Chauncey Bell
This chapter explores the ways that wisdom and wise action appear in the work of organizations and asks how systems can be designed to support that.... Sample PDF
Wise Organizations?
Chapter 13
Nilmini Wickramasinghe
In today’s knowledge-based economy, sustainable strategic advantages are gained more from an organization’s knowledge assets than from its more... Sample PDF
The Phenomenon of Duality: A Key to Facilitate the Transition From Knowledge Management to Wisdom for Inquiring Organizations
Chapter 14
Michael H. Dickey, David B. Paradice
This chapter introduces cultural hermeneutics as a lens for understanding philosophies of inquiry in distributed work groups. The authors suggest... Sample PDF

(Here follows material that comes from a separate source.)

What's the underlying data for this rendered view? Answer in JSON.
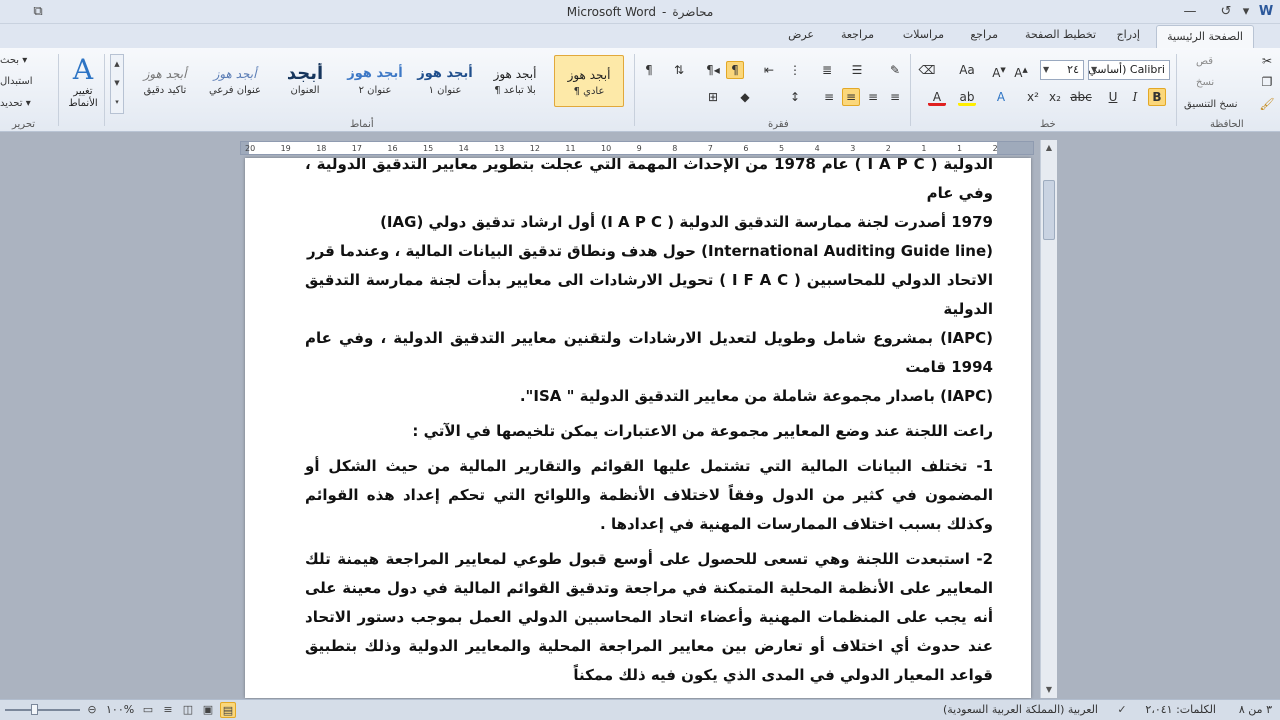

Understanding Organizational Philosophies of Inquiry Through Hermeneutic Analysis of Organizational Texts
Chapter 15
Leoni Warne, Helen Hasan, Irena Ali
This chapter reports on the finding of the research into social learning at the Australian Defence Organization (ADO). The research aim was to... Sample PDF
Transforming Organizational Culture to the Ideal Inquiring Organization: Hopes and Hurdles
Chapter 16
Haim Kilov, Ira Sack
This chapter shows how crucial aspects of organizational knowledge and organizational inquiry can be exactified using a relatively small number of... Sample PDF
Exploiting Reusable Abstractions in Organizational Inquiry: Why Reinvent Square Wheels?
About the Authors